Another responsibility I feel I need to support is the protection and preservation of national parks, parkland, and our public lands. We are blessed to be part of a country with precious natural resources that provide the ability to connect to nature through recreation and appreciation. An organization that I support that provides a strong voice to the mission to protect public lands is Backcountry Hunters & Anglers. Protecting our national parks and public lands provides a future opportunity for future generations to enjoy nature and to protect the resources our fish and wildlife need to continue and flourish. We, as citizens, have the freedom, right and responsibility to protect these lands which we all own and share. According to The Conservation Alliance, federal public lands are held in trust for all Americans, for the expressed purpose to manage the land for the long-term health of both the land and citizens.
This week I was also fortunate to listen to the Tenkara Cast podcast this week with Daniel Galhardo. His conversation this week was with Cory Shiozaki, the filmmaker who created the movie “The Manzanar Fishing Club”. In 1942 following the bombing of Pearl Harbor, President Franklin Roosevelt enacted Executive Order 9066 which directed that over 117,000 people of Japanese descent, living on the west coast, be interned in military camps. This mass incarceration was undertaken as fear grew associated with potential espionage from Japanese Americans and Japanese nationals living in California. Property was seized and the freedom of these citizens was taken. This isn’t something I remember learning about in school, but I was able to see some documentaries on this internment after college. The filmmaker’s parents were interned at the Manzanar War Relocation Center. His parents never spoke of this period of their lives until Cory learned about the internment in a college history class. After extensive research Cory discovered a club of fishermen and women at the camp, who sought some normalcy and freedom by risking their lives to sneak out of the camp to fish and then returning with their catch. The podcast is excellent, and excerpts from the film I was able to download are exceptional and eye-opening. As I listened and watched, I was amazed. Even with the darkness of that experience and that time in the camps, the interviewed residents were proud of the opportunities they were given in the country and many discussed the sense of hope, freedom and dignity they regained through fishing.

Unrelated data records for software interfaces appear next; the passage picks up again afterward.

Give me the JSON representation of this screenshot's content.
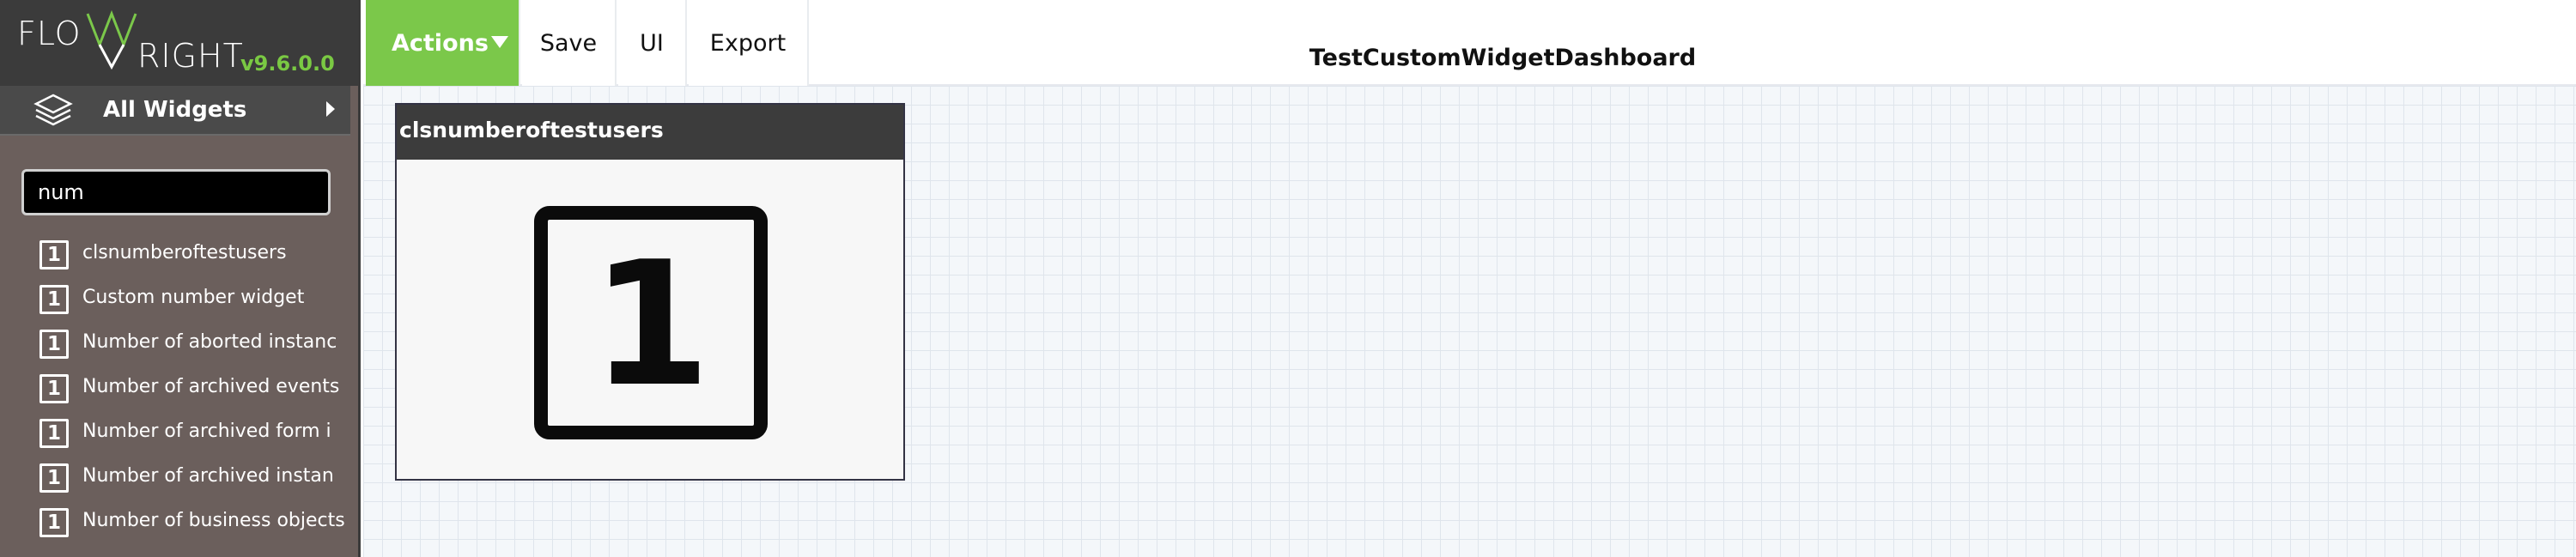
{
  "brand": {
    "logo_text": "FLOWRIGHT",
    "version": "v9.6.0.0"
  },
  "sidebar": {
    "widget_header_label": "All Widgets",
    "search_value": "num",
    "items": [
      {
        "icon": "1",
        "label": "clsnumberoftestusers"
      },
      {
        "icon": "1",
        "label": "Custom number widget"
      },
      {
        "icon": "1",
        "label": "Number of aborted instanc"
      },
      {
        "icon": "1",
        "label": "Number of archived events"
      },
      {
        "icon": "1",
        "label": "Number of archived form i"
      },
      {
        "icon": "1",
        "label": "Number of archived instan"
      },
      {
        "icon": "1",
        "label": "Number of business objects"
      }
    ]
  },
  "toolbar": {
    "actions_label": "Actions",
    "save_label": "Save",
    "ui_label": "UI",
    "export_label": "Export"
  },
  "dashboard": {
    "title": "TestCustomWidgetDashboard"
  },
  "widget": {
    "title": "clsnumberoftestusers",
    "value": "1"
  },
  "colors": {
    "accent_green": "#7bc84a",
    "sidebar_bg": "#6b5f5c",
    "header_dark": "#3c3c3c"
  }
}
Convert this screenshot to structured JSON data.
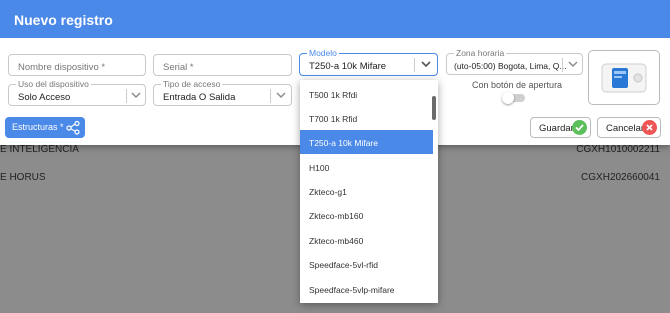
{
  "background_rows": [
    {
      "left": "E INTELIGENCIA",
      "right": "CGXH1010002211"
    },
    {
      "left": "E HORUS",
      "right": "CGXH202660041"
    }
  ],
  "dialog": {
    "title": "Nuevo registro",
    "fields": {
      "device_name": {
        "placeholder": "Nombre dispositivo *"
      },
      "serial": {
        "placeholder": "Serial *"
      },
      "model": {
        "label": "Modelo",
        "value": "T250-a 10k Mifare"
      },
      "timezone": {
        "label": "Zona horaria",
        "value": "(uto-05:00) Bogota, Lima, Q..."
      },
      "device_use": {
        "label": "Uso del dispositivo",
        "value": "Solo Acceso"
      },
      "access_type": {
        "label": "Tipo de acceso",
        "value": "Entrada O Salida"
      }
    },
    "toggle": {
      "label": "Con botón de apertura",
      "on": false
    },
    "structures_label": "Estructuras *",
    "save_label": "Guardar",
    "cancel_label": "Cancelar"
  },
  "model_dropdown": {
    "options": [
      "T500 1k Rfdi",
      "T700 1k Rfid",
      "T250-a 10k Mifare",
      "H100",
      "Zkteco-g1",
      "Zkteco-mb160",
      "Zkteco-mb460",
      "Speedface-5vl-rfid",
      "Speedface-5vlp-mifare"
    ],
    "selected_index": 2
  },
  "colors": {
    "primary": "#4a89e8",
    "save": "#5cbf5c",
    "cancel": "#ee5555"
  }
}
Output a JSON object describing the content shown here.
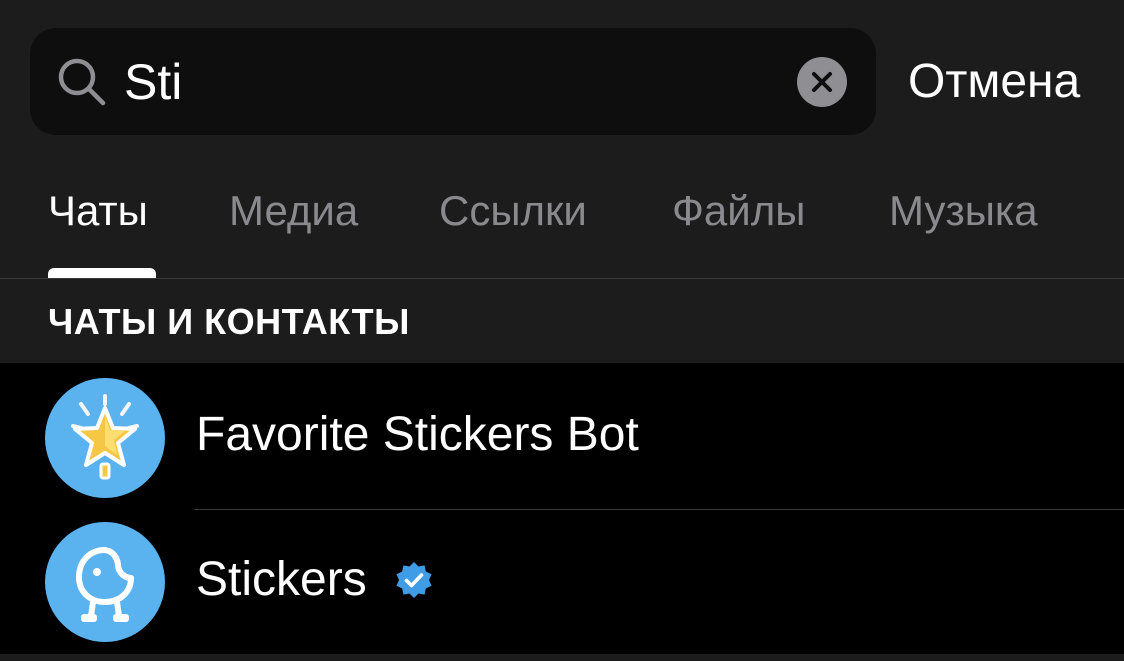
{
  "search": {
    "value": "Sti",
    "cancel_label": "Отмена"
  },
  "tabs": [
    {
      "label": "Чаты",
      "active": true
    },
    {
      "label": "Медиа",
      "active": false
    },
    {
      "label": "Ссылки",
      "active": false
    },
    {
      "label": "Файлы",
      "active": false
    },
    {
      "label": "Музыка",
      "active": false
    }
  ],
  "section": {
    "title": "ЧАТЫ И КОНТАКТЫ"
  },
  "results": [
    {
      "name": "Favorite Stickers Bot",
      "avatar_icon": "star-icon",
      "verified": false
    },
    {
      "name": "Stickers",
      "avatar_icon": "sticker-mascot-icon",
      "verified": true
    }
  ],
  "colors": {
    "header_bg": "#1c1c1d",
    "search_bg": "#0e0e0e",
    "inactive_tab": "#8a8a8e",
    "avatar_blue": "#5ab2ee",
    "verified_blue": "#3f9de8"
  }
}
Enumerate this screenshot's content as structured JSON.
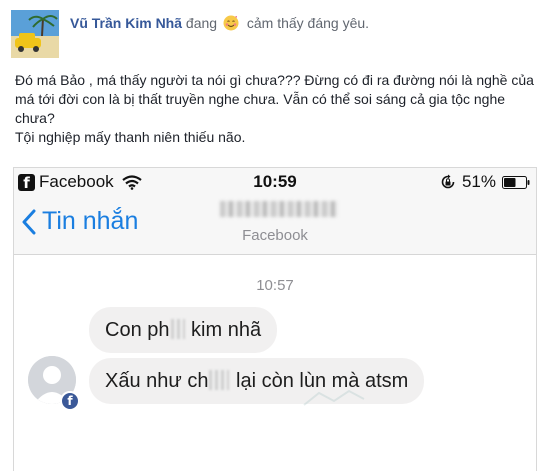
{
  "post": {
    "author": "Vũ Trần Kim Nhã",
    "verb": "đang",
    "feeling": "cảm thấy đáng yêu.",
    "text_lines": [
      "Đó má Bảo , má thấy người ta nói gì chưa??? Đừng có đi ra đường nói là nghề của má tới đời con là bị thất truyền nghe chưa. Vẫn có thể soi sáng cả gia tộc nghe chưa?",
      "Tội nghiệp mấy thanh niên thiếu não."
    ]
  },
  "screenshot": {
    "status_bar": {
      "carrier": "Facebook",
      "time": "10:59",
      "battery": "51%",
      "icons": [
        "facebook-square-icon",
        "wifi-icon",
        "rotation-lock-icon",
        "battery-icon"
      ]
    },
    "nav": {
      "back_label": "Tin nhắn",
      "subtitle": "Facebook"
    },
    "chat": {
      "timestamp": "10:57",
      "messages": [
        {
          "before": "Con ph",
          "after": " kim nhã"
        },
        {
          "before": "Xấu như ch",
          "after": " lại còn lùn mà atsm"
        }
      ]
    }
  },
  "colors": {
    "author": "#365899",
    "ios_blue": "#1a7ee0",
    "bubble": "#f1f0f0",
    "bar": "#f7f7f7"
  }
}
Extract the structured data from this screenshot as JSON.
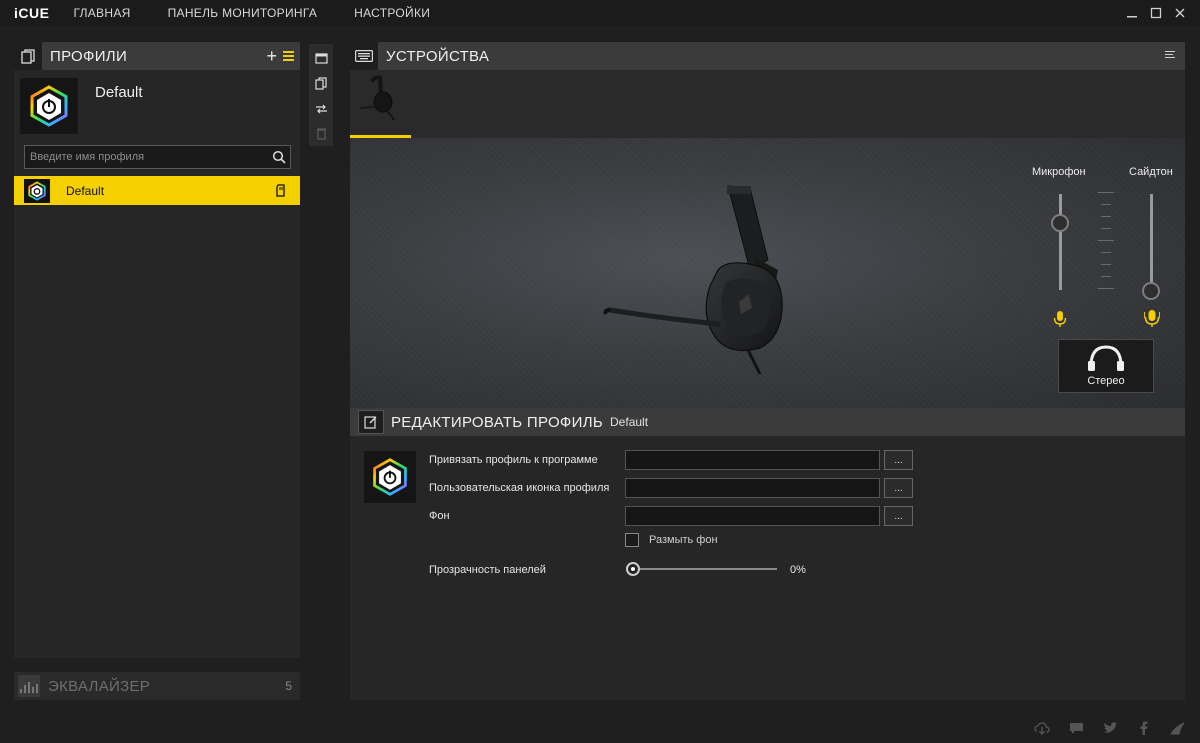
{
  "app": {
    "logo": "iCUE",
    "nav": [
      "ГЛАВНАЯ",
      "ПАНЕЛЬ МОНИТОРИНГА",
      "НАСТРОЙКИ"
    ],
    "window_controls": [
      "minimize-icon",
      "maximize-icon",
      "close-icon"
    ]
  },
  "profiles": {
    "title": "ПРОФИЛИ",
    "current_name": "Default",
    "search_placeholder": "Введите имя профиля",
    "items": [
      {
        "label": "Default"
      }
    ]
  },
  "equalizer": {
    "title": "ЭКВАЛАЙЗЕР",
    "count": "5"
  },
  "devices": {
    "title": "УСТРОЙСТВА",
    "mic_label": "Микрофон",
    "sidetone_label": "Сайдтон",
    "mic_level": 0.7,
    "sidetone_level": 0.0,
    "stereo_label": "Стерео"
  },
  "edit_profile": {
    "title": "РЕДАКТИРОВАТЬ ПРОФИЛЬ",
    "profile_name": "Default",
    "bind_label": "Привязать профиль к программе",
    "icon_label": "Пользовательская иконка профиля",
    "background_label": "Фон",
    "dots": "...",
    "blur_label": "Размыть фон",
    "opacity_label": "Прозрачность панелей",
    "opacity_value": "0%"
  },
  "colors": {
    "accent": "#f5d000",
    "panel": "#262626",
    "header": "#3b3b3b"
  },
  "footer_icons": [
    "download-icon",
    "chat-icon",
    "twitter-icon",
    "facebook-icon",
    "corsair-icon"
  ]
}
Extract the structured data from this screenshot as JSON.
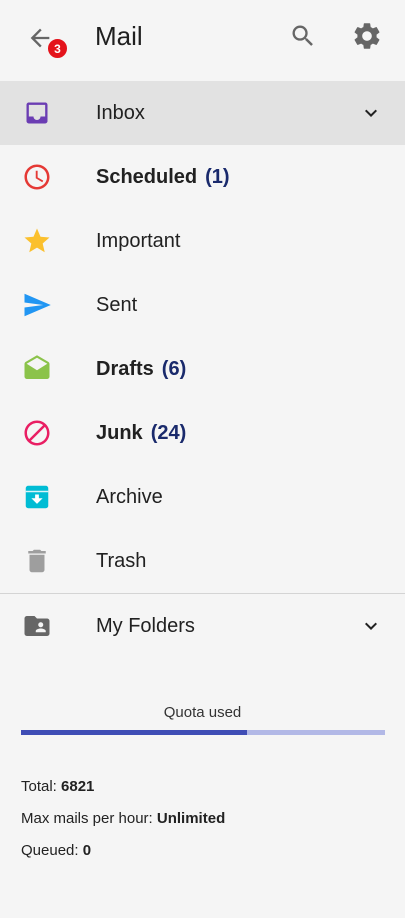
{
  "header": {
    "title": "Mail",
    "back_badge": "3"
  },
  "folders": [
    {
      "label": "Inbox",
      "count": "",
      "bold": false,
      "selected": true,
      "icon": "inbox-icon",
      "color": "#6b3db3"
    },
    {
      "label": "Scheduled",
      "count": "(1)",
      "bold": true,
      "selected": false,
      "icon": "clock-icon",
      "color": "#e53935"
    },
    {
      "label": "Important",
      "count": "",
      "bold": false,
      "selected": false,
      "icon": "star-icon",
      "color": "#fbc02d"
    },
    {
      "label": "Sent",
      "count": "",
      "bold": false,
      "selected": false,
      "icon": "send-icon",
      "color": "#2196f3"
    },
    {
      "label": "Drafts",
      "count": "(6)",
      "bold": true,
      "selected": false,
      "icon": "open-envelope-icon",
      "color": "#8bc34a"
    },
    {
      "label": "Junk",
      "count": "(24)",
      "bold": true,
      "selected": false,
      "icon": "block-icon",
      "color": "#e91e63"
    },
    {
      "label": "Archive",
      "count": "",
      "bold": false,
      "selected": false,
      "icon": "archive-icon",
      "color": "#00bcd4"
    },
    {
      "label": "Trash",
      "count": "",
      "bold": false,
      "selected": false,
      "icon": "trash-icon",
      "color": "#9e9e9e"
    }
  ],
  "my_folders": {
    "label": "My Folders",
    "icon": "shared-folder-icon"
  },
  "quota": {
    "label": "Quota used",
    "used_fraction": 0.62
  },
  "stats": {
    "total_label": "Total:",
    "total_value": "6821",
    "max_label": "Max mails per hour:",
    "max_value": "Unlimited",
    "queued_label": "Queued:",
    "queued_value": "0"
  }
}
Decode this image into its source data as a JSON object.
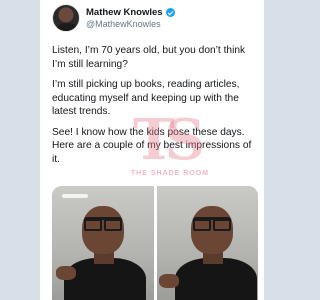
{
  "tweet": {
    "author": {
      "display_name": "Mathew Knowles",
      "handle": "@MathewKnowles",
      "verified": true
    },
    "paragraphs": [
      "Listen, I’m 70 years old, but you don’t think I’m still learning?",
      "I’m still picking up books, reading articles, educating myself and keeping up with the latest trends.",
      "See! I know how the kids pose these days. Here are a couple of my best impressions of it."
    ],
    "media_count": 2
  },
  "watermark": {
    "text": "THE SHADE ROOM"
  },
  "colors": {
    "background": "#d8dfe9",
    "verified_badge": "#1da1f2",
    "text": "#14171a",
    "handle": "#657786"
  }
}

I am grateful to live in our country and to be able to celebrate Independence Day. I am grateful for the freedoms I am granted through the sacrifice of many. I am grateful for the ability to choose my career and to experience the wonder of our environment. I feel a sense of responsibility for that freedom to take care of others and to take care of the environment so that all American citizens now and in the future can have their own experiences in freedom, in life, in liberty and in the pursuit of their happiness. I believe that as a country our best is yet to come if we can learn from the lessons of past missteps and respect, like Raymond Foss, that “ours is a freedom to, not a freedom from.”